From a Beneficiary to an Advocate of Modern FP Methods

The Expanded Social Marketing Project (ESMPIN), funded by USAID, improved the health of women and children in Nigeria by increasing use of modern family planning methods and child health. To achieve this, a team, including Society for Family Health (SFH) along with the Association for Reproductive and Family Health (ARFH), BBC Media Action (BBCMA) and Population Services International (PSI) worked to: increase access to family planning (FP), reproductive health and child health products; increase use of health products and practice of health behaviors; generate support from all sectors for social marketing as an important part of a total market approach; and improve the viability of local manufacture of key health products. The story below comes from the ESMPIN project.


From a Beneficiary to an Advocate of Modern FP Methods

“Oh, is this all there is to it? I thought family planning was a difficult process,” Eze said as she exited the theater. “I didn’t even feel anything after the insertion. At first, I was scared because of what other women say about family planning. But I summoned my courage because of my trust and relationship with your agents after they came to my house.”

Eze Nwaneka, popularly called Mama Ejima, is 34 years old and lives in Ugwuoye in the Owerri Autonomous Community – one of the communities selected for ESMPIN project intervention – within Nsukka Local Government Area in Nigeria’s Enugu State. She is a small vendor and married to a farmer in his late forties. Eze is a mother of eight children, all under the age of six, including two sets of twins born less than one year apart.

“My major worry was that my husband is a peasant farmer and he is already old and frail. We only manage to survive from the proceeds from my scanty kiosk. Now we have six children, the first child is six years old. He is the only one in school while others are not enrolled into school yet.”

“My mother’s younger sister gave birth to 12 children but died at her thirteenth pregnancy. It is quite unfortunate we didn’t know about family planning then. I am so happy I found the solution through you and I know family planning is good for every woman. I plan to encourage and maybe invite all the women of reproductive age in my village to Nsukka for family planning.”

Eze is one of the numerous beneficiaries of the ESMPIN community-based intervention who have adopted a modern method of FP after meeting with the interpersonal communication agents in the community. It turns out the entire village where Eze lives had held several meetings with the couple to urge them to refrain from giving birth almost every year, which had on several occasions resulted in stillbirths. With the timely, and according to the couple, “divine intervention” of SFH via the ESMPIN Project, both the couple and the community can now breath a sigh of relief.
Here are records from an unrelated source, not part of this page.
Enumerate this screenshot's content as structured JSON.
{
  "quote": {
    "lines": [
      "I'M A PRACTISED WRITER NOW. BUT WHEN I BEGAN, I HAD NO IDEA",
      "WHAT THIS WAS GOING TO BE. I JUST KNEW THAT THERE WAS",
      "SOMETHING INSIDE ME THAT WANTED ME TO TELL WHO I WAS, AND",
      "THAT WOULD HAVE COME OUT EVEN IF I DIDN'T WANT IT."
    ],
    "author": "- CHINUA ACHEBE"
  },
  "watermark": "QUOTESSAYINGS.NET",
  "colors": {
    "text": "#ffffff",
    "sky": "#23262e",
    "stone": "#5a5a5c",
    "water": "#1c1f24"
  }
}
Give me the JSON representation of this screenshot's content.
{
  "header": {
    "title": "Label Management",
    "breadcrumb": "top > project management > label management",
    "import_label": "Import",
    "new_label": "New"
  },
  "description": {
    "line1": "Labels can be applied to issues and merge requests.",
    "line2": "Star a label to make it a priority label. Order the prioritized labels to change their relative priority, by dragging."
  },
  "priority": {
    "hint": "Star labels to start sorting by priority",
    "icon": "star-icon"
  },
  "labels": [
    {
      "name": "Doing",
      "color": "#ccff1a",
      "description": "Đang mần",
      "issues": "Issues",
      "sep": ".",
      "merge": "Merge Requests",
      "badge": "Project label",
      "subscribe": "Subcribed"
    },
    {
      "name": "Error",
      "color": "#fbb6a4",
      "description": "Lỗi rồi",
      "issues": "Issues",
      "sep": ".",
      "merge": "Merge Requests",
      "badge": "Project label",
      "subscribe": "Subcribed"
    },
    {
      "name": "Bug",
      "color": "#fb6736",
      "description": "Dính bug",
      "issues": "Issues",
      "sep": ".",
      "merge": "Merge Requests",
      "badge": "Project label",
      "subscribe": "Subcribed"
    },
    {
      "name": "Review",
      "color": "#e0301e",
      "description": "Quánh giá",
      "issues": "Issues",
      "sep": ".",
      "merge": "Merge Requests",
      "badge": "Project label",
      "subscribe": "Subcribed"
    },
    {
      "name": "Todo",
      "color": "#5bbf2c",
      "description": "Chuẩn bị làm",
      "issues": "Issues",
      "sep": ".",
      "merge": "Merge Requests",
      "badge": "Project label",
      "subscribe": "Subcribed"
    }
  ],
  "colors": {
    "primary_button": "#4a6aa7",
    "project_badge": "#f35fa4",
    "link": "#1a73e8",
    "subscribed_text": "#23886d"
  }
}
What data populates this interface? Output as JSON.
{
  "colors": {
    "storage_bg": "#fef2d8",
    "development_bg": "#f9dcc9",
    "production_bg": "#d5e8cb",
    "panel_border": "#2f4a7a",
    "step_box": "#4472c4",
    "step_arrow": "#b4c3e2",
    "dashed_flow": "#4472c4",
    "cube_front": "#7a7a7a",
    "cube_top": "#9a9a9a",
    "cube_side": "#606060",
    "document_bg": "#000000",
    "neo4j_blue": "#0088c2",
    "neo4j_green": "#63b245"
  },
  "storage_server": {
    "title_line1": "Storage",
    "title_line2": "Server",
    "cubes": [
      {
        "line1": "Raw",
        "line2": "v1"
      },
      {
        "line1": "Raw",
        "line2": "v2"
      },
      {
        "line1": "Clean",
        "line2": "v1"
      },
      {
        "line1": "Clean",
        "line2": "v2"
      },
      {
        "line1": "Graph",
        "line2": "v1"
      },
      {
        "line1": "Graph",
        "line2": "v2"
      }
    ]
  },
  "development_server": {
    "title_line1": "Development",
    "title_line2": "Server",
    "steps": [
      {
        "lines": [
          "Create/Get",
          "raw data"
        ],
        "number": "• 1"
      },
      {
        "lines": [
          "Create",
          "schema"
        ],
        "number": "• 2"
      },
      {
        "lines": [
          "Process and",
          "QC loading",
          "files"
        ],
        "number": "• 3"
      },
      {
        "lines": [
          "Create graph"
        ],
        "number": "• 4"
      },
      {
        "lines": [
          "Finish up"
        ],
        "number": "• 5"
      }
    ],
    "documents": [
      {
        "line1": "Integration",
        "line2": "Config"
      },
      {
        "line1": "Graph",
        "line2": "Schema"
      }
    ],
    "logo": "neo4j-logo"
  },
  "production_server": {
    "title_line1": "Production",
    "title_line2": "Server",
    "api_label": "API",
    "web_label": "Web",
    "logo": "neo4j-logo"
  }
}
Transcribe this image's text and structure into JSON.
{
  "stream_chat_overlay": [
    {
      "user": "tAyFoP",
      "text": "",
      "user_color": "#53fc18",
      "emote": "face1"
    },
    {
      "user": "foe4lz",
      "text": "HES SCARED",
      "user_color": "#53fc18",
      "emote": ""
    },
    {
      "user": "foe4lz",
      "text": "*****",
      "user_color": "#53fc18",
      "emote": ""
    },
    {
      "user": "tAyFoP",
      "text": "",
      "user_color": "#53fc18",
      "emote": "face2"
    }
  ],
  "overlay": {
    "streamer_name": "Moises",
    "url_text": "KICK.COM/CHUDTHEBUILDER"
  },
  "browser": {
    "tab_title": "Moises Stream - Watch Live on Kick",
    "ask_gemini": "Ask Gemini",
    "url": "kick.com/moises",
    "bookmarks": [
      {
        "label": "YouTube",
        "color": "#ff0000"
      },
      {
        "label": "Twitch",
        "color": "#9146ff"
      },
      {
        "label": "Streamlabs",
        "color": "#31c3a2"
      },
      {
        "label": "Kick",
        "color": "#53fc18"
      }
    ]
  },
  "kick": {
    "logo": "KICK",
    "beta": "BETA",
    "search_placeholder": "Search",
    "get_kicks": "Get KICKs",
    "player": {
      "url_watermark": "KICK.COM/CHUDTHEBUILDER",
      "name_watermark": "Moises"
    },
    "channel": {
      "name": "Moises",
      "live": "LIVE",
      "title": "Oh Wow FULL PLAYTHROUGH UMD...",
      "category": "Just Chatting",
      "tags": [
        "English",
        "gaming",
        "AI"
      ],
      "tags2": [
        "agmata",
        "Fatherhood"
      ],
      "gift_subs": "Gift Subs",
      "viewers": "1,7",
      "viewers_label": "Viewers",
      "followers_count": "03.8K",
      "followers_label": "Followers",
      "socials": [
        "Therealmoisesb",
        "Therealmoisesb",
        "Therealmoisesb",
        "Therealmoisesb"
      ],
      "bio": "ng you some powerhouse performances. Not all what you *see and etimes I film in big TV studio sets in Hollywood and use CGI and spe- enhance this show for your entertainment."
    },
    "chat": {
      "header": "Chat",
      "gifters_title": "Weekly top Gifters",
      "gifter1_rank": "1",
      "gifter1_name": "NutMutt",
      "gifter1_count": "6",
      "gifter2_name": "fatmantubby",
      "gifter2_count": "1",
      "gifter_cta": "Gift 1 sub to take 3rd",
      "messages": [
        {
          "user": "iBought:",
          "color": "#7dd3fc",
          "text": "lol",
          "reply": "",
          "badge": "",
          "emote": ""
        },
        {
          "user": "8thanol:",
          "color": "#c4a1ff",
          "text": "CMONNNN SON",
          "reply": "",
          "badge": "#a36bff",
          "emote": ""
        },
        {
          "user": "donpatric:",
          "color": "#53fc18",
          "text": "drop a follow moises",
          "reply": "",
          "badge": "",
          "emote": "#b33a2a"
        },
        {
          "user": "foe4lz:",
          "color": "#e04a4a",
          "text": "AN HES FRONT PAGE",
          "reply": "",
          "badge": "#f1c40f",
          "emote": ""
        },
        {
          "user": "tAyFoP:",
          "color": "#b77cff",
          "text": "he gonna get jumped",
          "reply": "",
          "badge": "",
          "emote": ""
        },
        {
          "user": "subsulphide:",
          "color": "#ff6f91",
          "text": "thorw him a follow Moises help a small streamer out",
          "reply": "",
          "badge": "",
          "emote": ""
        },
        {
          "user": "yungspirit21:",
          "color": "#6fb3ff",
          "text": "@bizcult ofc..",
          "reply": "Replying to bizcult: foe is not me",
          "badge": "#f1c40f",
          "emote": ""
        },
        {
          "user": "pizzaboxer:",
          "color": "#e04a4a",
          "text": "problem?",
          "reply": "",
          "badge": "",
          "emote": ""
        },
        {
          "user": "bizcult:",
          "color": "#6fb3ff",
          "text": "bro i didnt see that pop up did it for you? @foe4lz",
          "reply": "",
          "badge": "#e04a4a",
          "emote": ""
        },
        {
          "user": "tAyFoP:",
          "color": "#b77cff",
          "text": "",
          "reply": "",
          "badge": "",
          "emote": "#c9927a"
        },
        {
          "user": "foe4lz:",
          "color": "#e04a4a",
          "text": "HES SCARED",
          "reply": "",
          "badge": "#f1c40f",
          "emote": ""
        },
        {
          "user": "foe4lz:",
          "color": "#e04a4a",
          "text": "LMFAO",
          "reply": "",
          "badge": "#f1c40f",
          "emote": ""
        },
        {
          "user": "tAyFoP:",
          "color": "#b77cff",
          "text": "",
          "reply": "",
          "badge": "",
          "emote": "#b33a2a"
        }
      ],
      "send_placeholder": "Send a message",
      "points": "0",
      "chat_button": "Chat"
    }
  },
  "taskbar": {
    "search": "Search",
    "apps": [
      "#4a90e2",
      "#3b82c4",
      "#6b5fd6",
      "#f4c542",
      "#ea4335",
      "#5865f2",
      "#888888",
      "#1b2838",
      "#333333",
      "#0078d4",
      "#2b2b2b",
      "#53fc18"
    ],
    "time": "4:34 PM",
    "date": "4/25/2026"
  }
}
Eze is now a reference point to other women of reproductive age (WRA) within her community. Soon after she adopted a FP method, a good number of WRAs became convinced that modern contraception is safe from the positive experience shared by Eze, who says she never feels there is anything inserted into her body.


Did it work?

As the five-year project comes to a close, the program has been exposed to rigorous measurement and evaluation. A one-off analysis of the impact of demand creation on malaria objectives was randomly done for Bauchi State, which charted the Intermittent Preventive Treatment uptake trend and Akwa Ibom State, researching Rapid Diagnostic Test use. The comparison was for six months before a select intervention period and six months into the intervention period. Health facility intermittent preventive treatment uptake results from Bauchi showed an average of 34% increase in Intermittent Preventive Treatment 1 uptake and 61% increase for Intermittent Preventive Treatment 2 uptake. Similarly, Rapid Diagnostic Test use in Akwa Ibom recorded an average increase of 391% within the intervention period.

As for demand creation using interpersonal communications agents, a total of 15,123,844 interpersonal communication contacts were recorded through the entire Cycles 1-10 of ESMPIN (at 102% of planned target) along with 598,037 redeemed family planning referrals (similarly at 80% of target).

For more information about the methods, standards, materials and outcomes of ESMPIN, please find the following online resources: